Words Alia Fawaz
Ever since early times, mountains around the world have been held sacred; in almost any culture you can find a mountain that is revered and adored. Perhaps it is due to their sheer beauty and grandeur, which gave people a sense of divinity. After all, these looming peaks are most closely positioned next to the heavens and the celestial bodies, which make them all the more inspiring and rightfully out of this world.
Religions around the world have long attributed divine qualities to the mountains that have impacted their civilizations. Egypt’s Mount Sinai is where Moses received the Ten Commandments and Mount Ararat in Turkey is the site where Noah’s Ark finally landed after the flood to cleanse humanity.
In Lebanon, we can account for three summits as holy alluded to since earliest history in the Bible and in the accounts of Mesopotamian conquerors: Qurnat as Sawda in the North, the glorious Sannine in the Centre and Mount Hermon to the South, on the border between Lebanon and Syria.
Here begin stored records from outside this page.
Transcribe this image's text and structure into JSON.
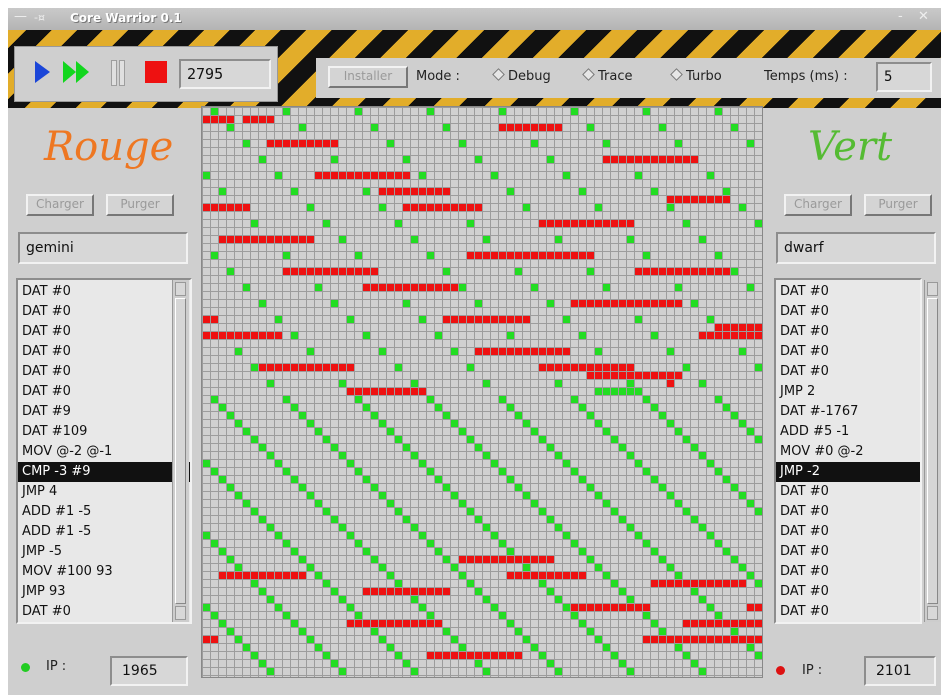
{
  "window": {
    "title": "Core Warrior 0.1"
  },
  "toolbar": {
    "cycle_count": "2795",
    "install_label": "Installer",
    "mode_label": "Mode :",
    "mode_options": [
      "Debug",
      "Trace",
      "Turbo"
    ],
    "time_label": "Temps (ms) :",
    "time_value": "5"
  },
  "left_panel": {
    "team_name": "Rouge",
    "load_label": "Charger",
    "purge_label": "Purger",
    "program_name": "gemini",
    "instructions": [
      "DAT #0",
      "DAT #0",
      "DAT #0",
      "DAT #0",
      "DAT #0",
      "DAT #0",
      "DAT #9",
      "DAT #109",
      "MOV @-2 @-1",
      "CMP -3 #9",
      "JMP 4",
      "ADD #1 -5",
      "ADD #1 -5",
      "JMP -5",
      "MOV #100 93",
      "JMP 93",
      "DAT #0"
    ],
    "selected_index": 9,
    "ip_label": "IP :",
    "ip_value": "1965",
    "indicator_color": "#22cc22"
  },
  "right_panel": {
    "team_name": "Vert",
    "load_label": "Charger",
    "purge_label": "Purger",
    "program_name": "dwarf",
    "instructions": [
      "DAT #0",
      "DAT #0",
      "DAT #0",
      "DAT #0",
      "DAT #0",
      "JMP 2",
      "DAT #-1767",
      "ADD #5 -1",
      "MOV #0 @-2",
      "JMP -2",
      "DAT #0",
      "DAT #0",
      "DAT #0",
      "DAT #0",
      "DAT #0",
      "DAT #0",
      "DAT #0"
    ],
    "selected_index": 9,
    "ip_label": "IP :",
    "ip_value": "2101",
    "indicator_color": "#dd1111"
  },
  "colors": {
    "red": "#ee1111",
    "green": "#22dd22",
    "grid_bg": "#d0d0d0",
    "hazard_yellow": "#e2ad2a"
  }
}
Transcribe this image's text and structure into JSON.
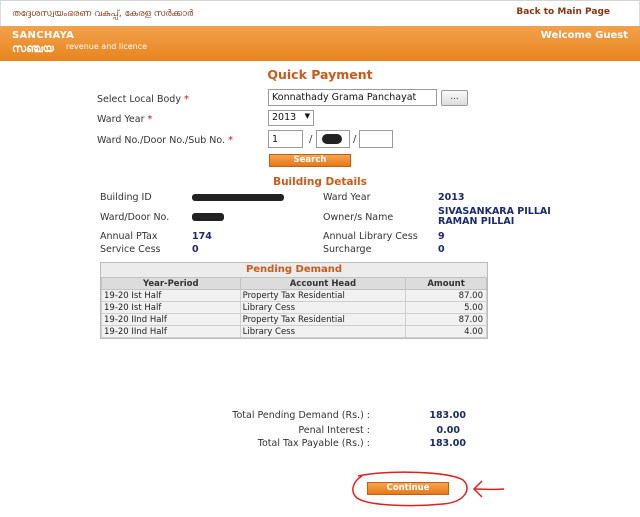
{
  "top": {
    "department_mal": "തദ്ദേശസ്വയംഭരണ വകുപ്പ്, കേരള സർക്കാർ",
    "back_link": "Back to Main Page"
  },
  "header": {
    "brand_en": "SANCHAYA",
    "brand_mal": "സഞ്ചയ",
    "tagline": "revenue and licence",
    "welcome": "Welcome Guest"
  },
  "form": {
    "title": "Quick Payment",
    "local_body_label": "Select Local Body",
    "local_body_value": "Konnathady Grama Panchayat",
    "browse_label": "...",
    "ward_year_label": "Ward Year",
    "ward_year_value": "2013",
    "ward_door_label": "Ward No./Door No./Sub No.",
    "ward_no_value": "1",
    "door_no_value": "",
    "sub_no_value": "",
    "required_mark": "*",
    "search_button": "Search"
  },
  "building": {
    "title": "Building Details",
    "building_id_label": "Building ID",
    "ward_year_label": "Ward Year",
    "ward_year_value": "2013",
    "ward_door_label": "Ward/Door No.",
    "owner_label": "Owner/s Name",
    "owner_line1": "SIVASANKARA PILLAI",
    "owner_line2": "RAMAN PILLAI",
    "annual_ptax_label": "Annual PTax",
    "annual_ptax_value": "174",
    "library_cess_label": "Annual Library Cess",
    "library_cess_value": "9",
    "service_cess_label": "Service Cess",
    "service_cess_value": "0",
    "surcharge_label": "Surcharge",
    "surcharge_value": "0"
  },
  "pending": {
    "title": "Pending Demand",
    "columns": [
      "Year-Period",
      "Account Head",
      "Amount"
    ],
    "rows": [
      [
        "19-20 Ist Half",
        "Property Tax Residential",
        "87.00"
      ],
      [
        "19-20 Ist Half",
        "Library Cess",
        "5.00"
      ],
      [
        "19-20 IInd Half",
        "Property Tax Residential",
        "87.00"
      ],
      [
        "19-20 IInd Half",
        "Library Cess",
        "4.00"
      ]
    ]
  },
  "summary": {
    "total_pending_label": "Total Pending Demand (Rs.) :",
    "total_pending_value": "183.00",
    "penal_label": "Penal Interest :",
    "penal_value": "0.00",
    "total_payable_label": "Total Tax Payable (Rs.) :",
    "total_payable_value": "183.00"
  },
  "actions": {
    "continue_button": "Continue"
  },
  "colors": {
    "accent": "#e8841f",
    "heading": "#cc5a1a",
    "value_text": "#1a2a6c",
    "annotation": "#e02020"
  }
}
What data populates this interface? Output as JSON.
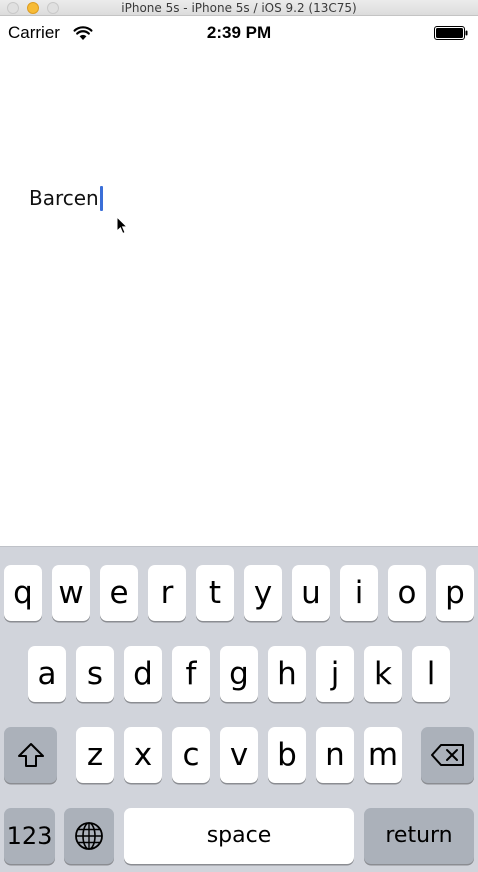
{
  "window": {
    "title": "iPhone 5s - iPhone 5s / iOS 9.2 (13C75)"
  },
  "status_bar": {
    "carrier": "Carrier",
    "time": "2:39 PM",
    "wifi_icon": "wifi-icon",
    "battery_icon": "battery-icon"
  },
  "text_field": {
    "value": "Barcen"
  },
  "keyboard": {
    "row1": [
      "q",
      "w",
      "e",
      "r",
      "t",
      "y",
      "u",
      "i",
      "o",
      "p"
    ],
    "row2": [
      "a",
      "s",
      "d",
      "f",
      "g",
      "h",
      "j",
      "k",
      "l"
    ],
    "row3": [
      "z",
      "x",
      "c",
      "v",
      "b",
      "n",
      "m"
    ],
    "shift_icon": "shift-icon",
    "delete_icon": "delete-backspace-icon",
    "numbers_label": "123",
    "globe_icon": "globe-icon",
    "space_label": "space",
    "return_label": "return"
  },
  "colors": {
    "keyboard_bg": "#d1d4db",
    "key_bg": "#ffffff",
    "function_key_bg": "#abb1ba",
    "caret": "#3b6fd8"
  }
}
At the base of Mount Everest, the highest mountain on earth, lays the famous Rongbuk Monastery, an important pilgrimage site for the Sherpa people. The volcanic mountains of Mauna Kea are sacred for the native Hawaiians as is Mt.
Kailash in Tibet, where the Hindu god Shiva is believed to sit in a state of eternal meditation. Over in Sweden, Áhkká, the 12-peaked massif in Sweden’s Lapland is regarded as holy in the indigenous Sami tradition and in California’s Mount Shasta, according to the folklore of the native Klamath Tribe, Skell, the “Spirit of the Above-World”, inhabits the snow-cappedvolcano.
Whether you believe the different legends and religious associations that surround them or not, it’s hard to deny the sublime power that mountains represent. Their presence alone and the exhilarating sensation derived from being perched on their magnificent peaks is enough to make them appear sacred.
Here are some of the world’s most majestic mountains worth visiting for a spiritual high.